(Excerpts from an interface dataset)

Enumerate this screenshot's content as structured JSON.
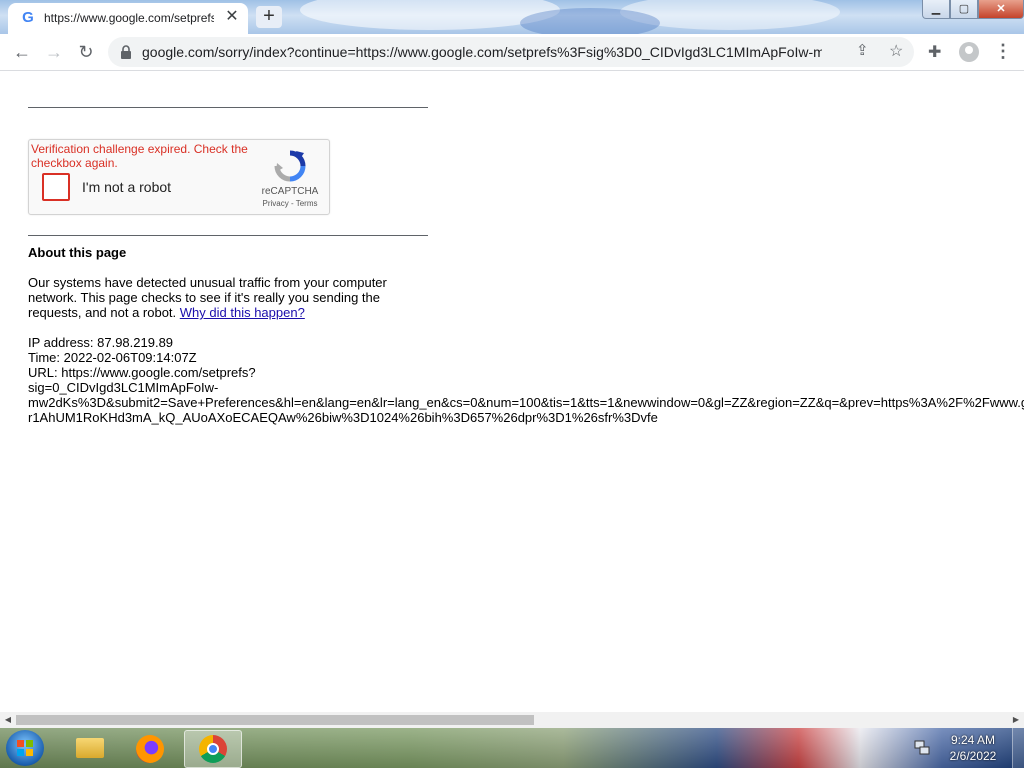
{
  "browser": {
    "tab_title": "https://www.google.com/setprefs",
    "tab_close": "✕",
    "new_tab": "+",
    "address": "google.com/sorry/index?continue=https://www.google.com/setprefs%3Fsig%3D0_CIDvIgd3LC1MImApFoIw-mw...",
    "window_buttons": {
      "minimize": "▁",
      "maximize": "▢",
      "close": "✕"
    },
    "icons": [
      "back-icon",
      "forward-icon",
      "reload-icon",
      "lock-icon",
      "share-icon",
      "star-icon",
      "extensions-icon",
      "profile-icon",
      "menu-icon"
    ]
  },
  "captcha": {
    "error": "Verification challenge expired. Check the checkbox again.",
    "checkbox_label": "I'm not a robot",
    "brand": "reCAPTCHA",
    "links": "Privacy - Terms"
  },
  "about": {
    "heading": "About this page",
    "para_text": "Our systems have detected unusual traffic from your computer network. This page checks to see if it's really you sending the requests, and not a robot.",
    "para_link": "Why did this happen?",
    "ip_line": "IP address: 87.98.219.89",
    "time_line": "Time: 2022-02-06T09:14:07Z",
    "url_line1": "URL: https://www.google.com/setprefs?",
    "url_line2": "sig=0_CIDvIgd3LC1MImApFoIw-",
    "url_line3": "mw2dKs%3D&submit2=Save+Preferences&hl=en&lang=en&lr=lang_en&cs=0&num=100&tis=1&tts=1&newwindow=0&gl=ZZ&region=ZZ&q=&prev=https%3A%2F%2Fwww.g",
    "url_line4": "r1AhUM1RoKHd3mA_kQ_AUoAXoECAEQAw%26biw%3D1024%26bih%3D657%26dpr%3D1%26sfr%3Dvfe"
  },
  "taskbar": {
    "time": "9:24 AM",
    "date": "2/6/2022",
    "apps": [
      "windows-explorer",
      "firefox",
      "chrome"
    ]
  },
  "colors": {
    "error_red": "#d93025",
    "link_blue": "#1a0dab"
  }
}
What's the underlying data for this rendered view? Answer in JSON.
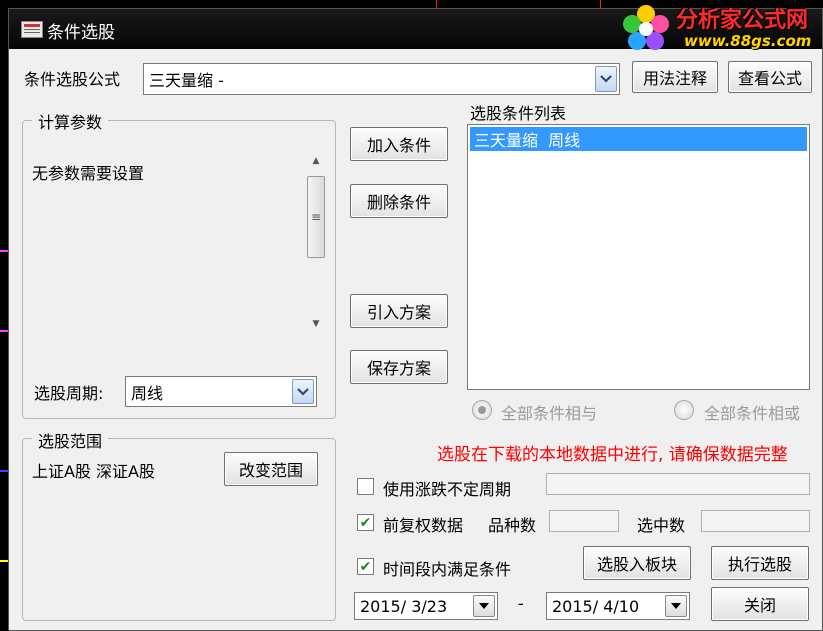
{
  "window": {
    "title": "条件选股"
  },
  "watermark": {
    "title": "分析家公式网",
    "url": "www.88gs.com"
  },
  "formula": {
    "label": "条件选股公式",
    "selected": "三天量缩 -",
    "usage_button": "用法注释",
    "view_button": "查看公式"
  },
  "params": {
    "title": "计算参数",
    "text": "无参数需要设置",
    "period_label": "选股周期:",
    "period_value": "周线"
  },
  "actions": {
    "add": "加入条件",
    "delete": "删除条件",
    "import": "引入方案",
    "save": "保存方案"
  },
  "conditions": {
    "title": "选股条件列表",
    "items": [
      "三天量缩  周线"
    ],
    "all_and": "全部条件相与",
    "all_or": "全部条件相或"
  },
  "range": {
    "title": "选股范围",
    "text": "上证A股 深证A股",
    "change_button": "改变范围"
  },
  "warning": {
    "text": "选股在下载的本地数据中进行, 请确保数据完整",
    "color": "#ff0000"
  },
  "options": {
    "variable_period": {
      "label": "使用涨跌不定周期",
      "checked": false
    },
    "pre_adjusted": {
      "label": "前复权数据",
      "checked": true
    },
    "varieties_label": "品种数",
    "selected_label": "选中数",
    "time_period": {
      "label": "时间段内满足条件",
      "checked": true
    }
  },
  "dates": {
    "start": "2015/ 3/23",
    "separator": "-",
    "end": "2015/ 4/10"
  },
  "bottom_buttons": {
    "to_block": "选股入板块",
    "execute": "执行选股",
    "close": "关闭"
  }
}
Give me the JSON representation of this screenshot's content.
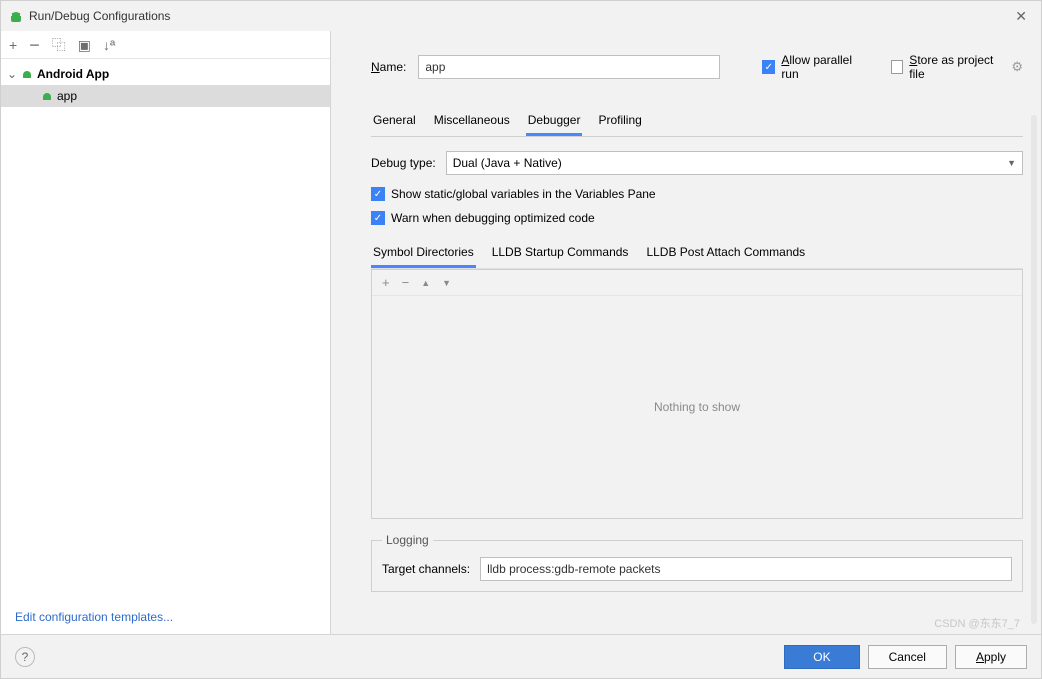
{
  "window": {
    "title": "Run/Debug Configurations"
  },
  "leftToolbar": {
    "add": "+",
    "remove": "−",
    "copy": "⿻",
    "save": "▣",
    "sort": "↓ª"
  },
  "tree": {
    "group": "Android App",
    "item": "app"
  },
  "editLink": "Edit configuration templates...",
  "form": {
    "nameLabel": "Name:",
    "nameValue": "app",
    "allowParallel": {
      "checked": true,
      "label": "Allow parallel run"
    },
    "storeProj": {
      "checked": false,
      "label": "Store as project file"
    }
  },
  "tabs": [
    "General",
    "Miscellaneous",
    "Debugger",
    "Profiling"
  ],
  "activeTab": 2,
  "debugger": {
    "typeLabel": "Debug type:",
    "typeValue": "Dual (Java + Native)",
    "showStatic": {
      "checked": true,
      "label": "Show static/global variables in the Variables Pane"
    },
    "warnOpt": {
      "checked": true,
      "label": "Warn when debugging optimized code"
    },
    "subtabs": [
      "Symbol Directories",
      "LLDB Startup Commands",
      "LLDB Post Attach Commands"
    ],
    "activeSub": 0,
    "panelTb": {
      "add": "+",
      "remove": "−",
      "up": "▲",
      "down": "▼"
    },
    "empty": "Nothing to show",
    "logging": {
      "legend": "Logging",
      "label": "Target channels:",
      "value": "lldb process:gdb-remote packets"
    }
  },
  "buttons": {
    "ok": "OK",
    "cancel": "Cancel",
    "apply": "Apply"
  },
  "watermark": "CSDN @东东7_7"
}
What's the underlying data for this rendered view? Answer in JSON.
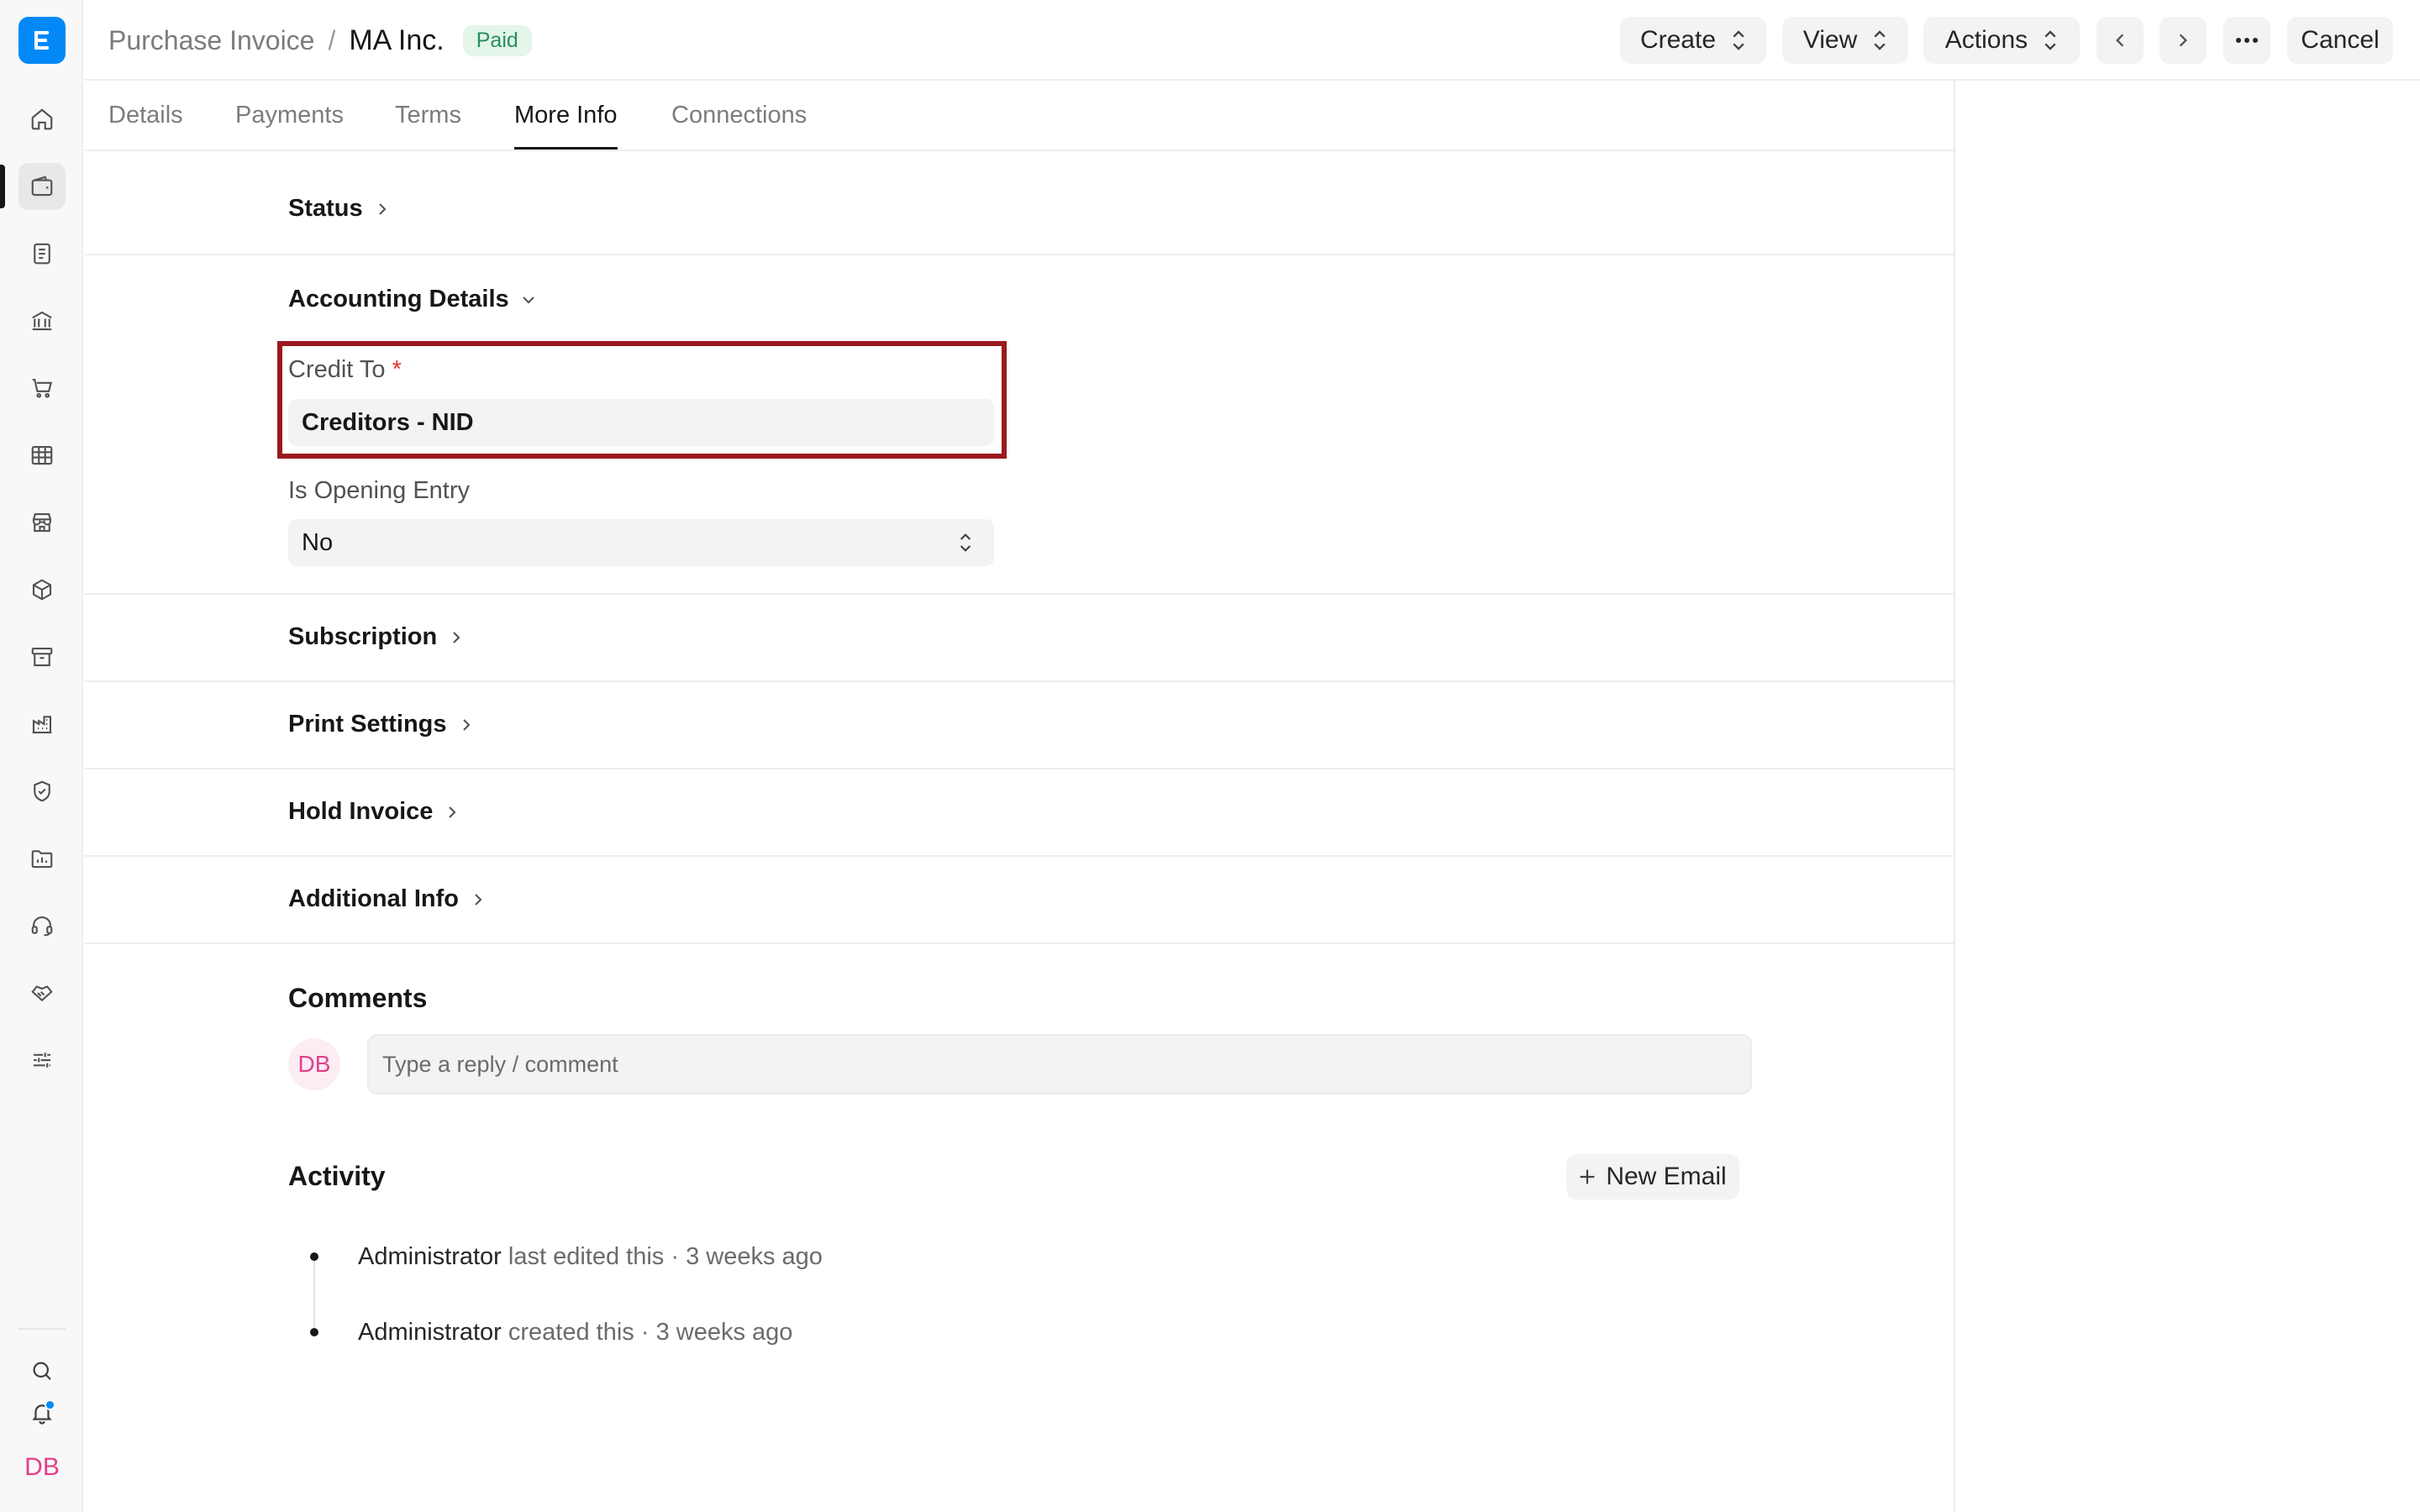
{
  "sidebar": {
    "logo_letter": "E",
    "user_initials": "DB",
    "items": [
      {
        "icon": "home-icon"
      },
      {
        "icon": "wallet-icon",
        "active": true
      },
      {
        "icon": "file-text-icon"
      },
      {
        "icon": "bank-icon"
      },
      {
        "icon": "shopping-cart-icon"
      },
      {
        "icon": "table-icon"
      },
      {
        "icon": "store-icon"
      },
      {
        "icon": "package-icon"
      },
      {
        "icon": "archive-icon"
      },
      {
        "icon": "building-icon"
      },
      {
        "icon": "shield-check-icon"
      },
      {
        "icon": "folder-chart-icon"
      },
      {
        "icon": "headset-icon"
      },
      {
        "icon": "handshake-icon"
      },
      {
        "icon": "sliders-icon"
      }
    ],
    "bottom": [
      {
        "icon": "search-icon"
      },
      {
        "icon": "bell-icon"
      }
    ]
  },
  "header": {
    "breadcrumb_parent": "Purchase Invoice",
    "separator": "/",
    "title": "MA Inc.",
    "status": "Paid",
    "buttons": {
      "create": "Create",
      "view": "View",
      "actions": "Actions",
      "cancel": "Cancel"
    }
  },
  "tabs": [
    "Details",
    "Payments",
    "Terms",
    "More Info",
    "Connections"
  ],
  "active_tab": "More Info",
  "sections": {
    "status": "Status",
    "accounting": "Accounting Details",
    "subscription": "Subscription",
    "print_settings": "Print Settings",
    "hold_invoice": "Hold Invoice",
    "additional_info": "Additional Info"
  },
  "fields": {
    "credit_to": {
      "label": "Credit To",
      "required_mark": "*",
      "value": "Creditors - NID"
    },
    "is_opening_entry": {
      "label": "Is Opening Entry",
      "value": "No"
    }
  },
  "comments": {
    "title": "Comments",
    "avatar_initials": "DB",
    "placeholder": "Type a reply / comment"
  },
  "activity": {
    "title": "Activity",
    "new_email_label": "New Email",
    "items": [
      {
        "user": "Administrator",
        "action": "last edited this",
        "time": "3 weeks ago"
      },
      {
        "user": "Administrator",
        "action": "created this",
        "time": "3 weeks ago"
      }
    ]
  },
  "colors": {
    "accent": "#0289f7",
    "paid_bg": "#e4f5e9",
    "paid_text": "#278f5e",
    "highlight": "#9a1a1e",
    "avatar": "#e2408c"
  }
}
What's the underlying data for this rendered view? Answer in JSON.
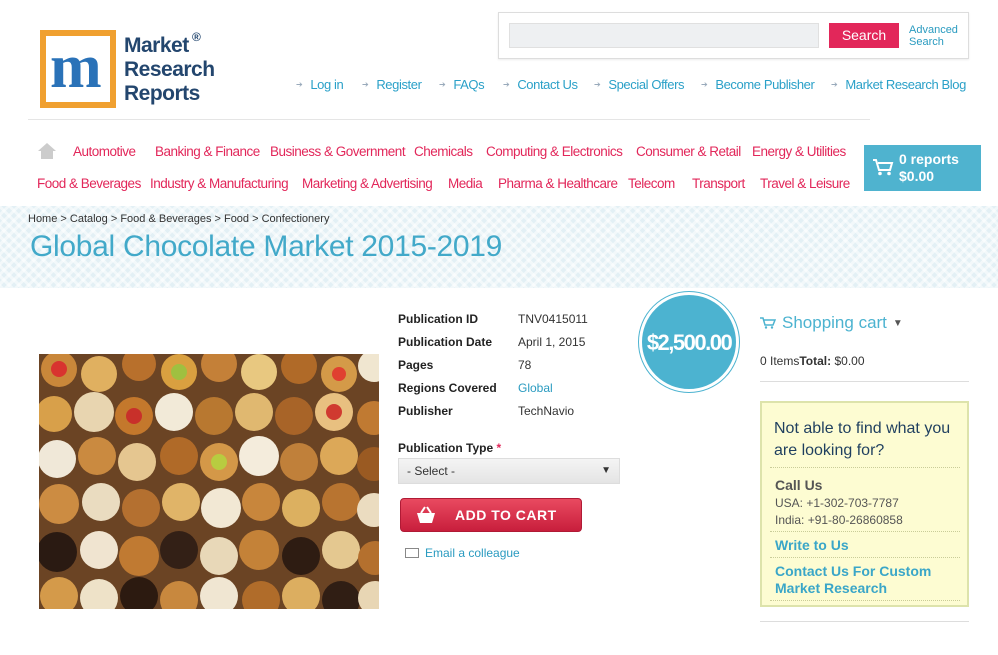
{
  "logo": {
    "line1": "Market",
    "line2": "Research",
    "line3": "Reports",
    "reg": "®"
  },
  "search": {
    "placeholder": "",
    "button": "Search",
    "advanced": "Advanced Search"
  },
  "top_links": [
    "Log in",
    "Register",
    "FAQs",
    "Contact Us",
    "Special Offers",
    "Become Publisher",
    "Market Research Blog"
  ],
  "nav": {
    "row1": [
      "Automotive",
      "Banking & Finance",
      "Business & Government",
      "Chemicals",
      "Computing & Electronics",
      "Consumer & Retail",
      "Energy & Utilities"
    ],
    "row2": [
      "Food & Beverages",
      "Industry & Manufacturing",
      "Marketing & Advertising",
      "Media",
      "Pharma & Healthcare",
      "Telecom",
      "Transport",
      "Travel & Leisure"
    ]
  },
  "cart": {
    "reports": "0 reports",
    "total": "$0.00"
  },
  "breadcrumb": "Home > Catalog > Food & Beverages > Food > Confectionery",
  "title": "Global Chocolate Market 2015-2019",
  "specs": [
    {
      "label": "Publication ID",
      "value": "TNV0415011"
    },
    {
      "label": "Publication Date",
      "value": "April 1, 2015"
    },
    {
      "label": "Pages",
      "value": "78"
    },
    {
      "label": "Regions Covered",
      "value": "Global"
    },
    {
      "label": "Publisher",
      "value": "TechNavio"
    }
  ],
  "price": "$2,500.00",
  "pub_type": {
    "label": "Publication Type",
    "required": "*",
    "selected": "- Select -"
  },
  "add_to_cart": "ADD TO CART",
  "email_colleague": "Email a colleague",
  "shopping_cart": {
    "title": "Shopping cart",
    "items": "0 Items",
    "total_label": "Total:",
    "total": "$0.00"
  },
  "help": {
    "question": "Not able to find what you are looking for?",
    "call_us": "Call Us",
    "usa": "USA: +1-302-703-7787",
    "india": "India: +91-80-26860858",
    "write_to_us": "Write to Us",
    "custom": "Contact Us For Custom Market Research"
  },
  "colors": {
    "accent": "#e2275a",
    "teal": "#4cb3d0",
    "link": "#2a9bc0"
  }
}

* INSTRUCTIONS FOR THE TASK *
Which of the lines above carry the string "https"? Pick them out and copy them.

* ANSWER BELOW *
    "tab_title": "https://www.google.com/setprefs",
    "address": "google.com/sorry/index?continue=https://www.google.com/setprefs%3Fsig%3D0_CIDvIgd3LC1MImApFoIw-mw...",
    "url_line1": "URL: https://www.google.com/setprefs?",
    "url_line3": "mw2dKs%3D&submit2=Save+Preferences&hl=en&lang=en&lr=lang_en&cs=0&num=100&tis=1&tts=1&newwindow=0&gl=ZZ&region=ZZ&q=&prev=https%3A%2F%2Fwww.g",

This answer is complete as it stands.